We travelled in November, at the tail end of the rainy season – and it poured steadily for two days, which caused us to miss some planned snorkelling, fishing and jungle trekking; our first morning was spent on the scheduled stop at Nyaung Wee Island. We were interested to find that the large number of open-fronted shops/family dwellings were geared to only selling daily necessities to the crews of local fishing boats; we never saw as much as a shell necklace or any concession to the occasional tourist during the whole of our cruise.

It was interesting to talk (in translation) to these islanders about their way of life, particularly when we went by dinghy to a Moken (or ‘sea gypsy’) village, which was steadily getting larger. It was sad to hear that the government is now prohibiting practices central to Moken culture, including their tradition of fashioning boats from island trees. They told us that the government is keen for their children to have primary and secondary education, the latter being given on the mainland up to the age of 14, after which many of the children return to a life of fishing or shop-keeping.
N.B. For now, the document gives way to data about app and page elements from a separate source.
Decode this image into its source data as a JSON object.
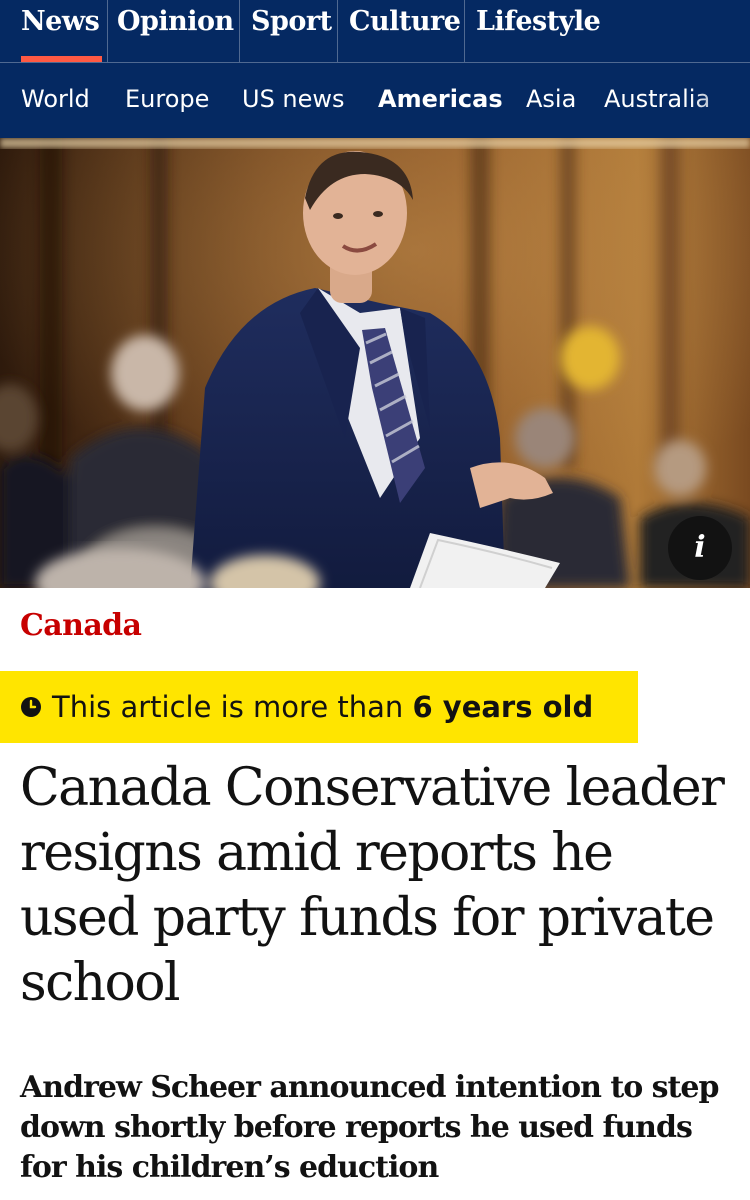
{
  "header": {
    "pillars": [
      {
        "label": "News",
        "active": true
      },
      {
        "label": "Opinion",
        "active": false
      },
      {
        "label": "Sport",
        "active": false
      },
      {
        "label": "Culture",
        "active": false
      },
      {
        "label": "Lifestyle",
        "active": false
      }
    ],
    "subnav": [
      {
        "label": "World",
        "active": false
      },
      {
        "label": "Europe",
        "active": false
      },
      {
        "label": "US news",
        "active": false
      },
      {
        "label": "Americas",
        "active": true
      },
      {
        "label": "Asia",
        "active": false
      },
      {
        "label": "Australia",
        "active": false
      }
    ]
  },
  "hero": {
    "info_label": "i",
    "icon": "info-icon"
  },
  "article": {
    "section": "Canada",
    "age_notice": {
      "icon": "clock-icon",
      "prefix": "This article is more than",
      "highlight": "6 years old"
    },
    "headline": "Canada Conservative leader resigns amid reports he used party funds for private school",
    "standfirst": "Andrew Scheer announced intention to step down shortly before reports he used funds for his children’s eduction"
  },
  "colors": {
    "brand_navy": "#052962",
    "news_accent": "#ff5943",
    "section_red": "#c70000",
    "age_yellow": "#ffe500"
  }
}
On the way back to The Wanderlust, water got into the dinghy’s engine, which stopped; the skipper came in a kayak to explain that they couldn’t come to tow us, as the engine had seized up. Eventually we wheezed our way back…the crew’s mantra ‘It will be okay – no problem!’ did prove effective against all odds!

The next day, which was sunny, we kayaked up the exotic Lampi river, and later anchored at the idyllic Nga Mann Island, where we swam in picture-perfect turquoise seas and wandered on white sand on the edge of a jungle sporting wonderfully colourful fruits and flowers. Next we visited a village on Myauk Ni Island, again to have a most interesting conversation about the islanders’ daily lives – they see very few foreigners, only usually conversing with the fishermen who come for provisions.

The next day we awoke to cloudless sunshine, and again ambled along beautiful island beaches, always entirely to ourselves. For our last meal Mew-Ah excelled himself by producing a sumptuous lunch of soup-filled pumpkin and prawns in a delicious sauce. Then back in the sunshine to Kawthaung. This is an interesting town in itself, and people who come here to go on a cruise should allow time to wander through it: there are strong influences of India and Islam, which we hadn’t expected.

Despite the rain and the Wanderlust’s tricks, we found our cruise all we’d hoped for – fascinating, informative and above all, fun.

For more photos from the Myeik Archipelago, check out our Flickr photo album.

Sally Allender, 10th August 2014

Hide

Myanmar tours

Book tours suitable for a range of budgets
from our list of itineraries, or
create your own

Online ticket
booking

Get air, bus, train and boat tickets to the most popular destinations
in Myanmar

Business travellers information
Visit our special section for Myanmar business travel information

Find us on social media

Yangon, Myanmar

Wednesday 22 October


27° C

Recent activity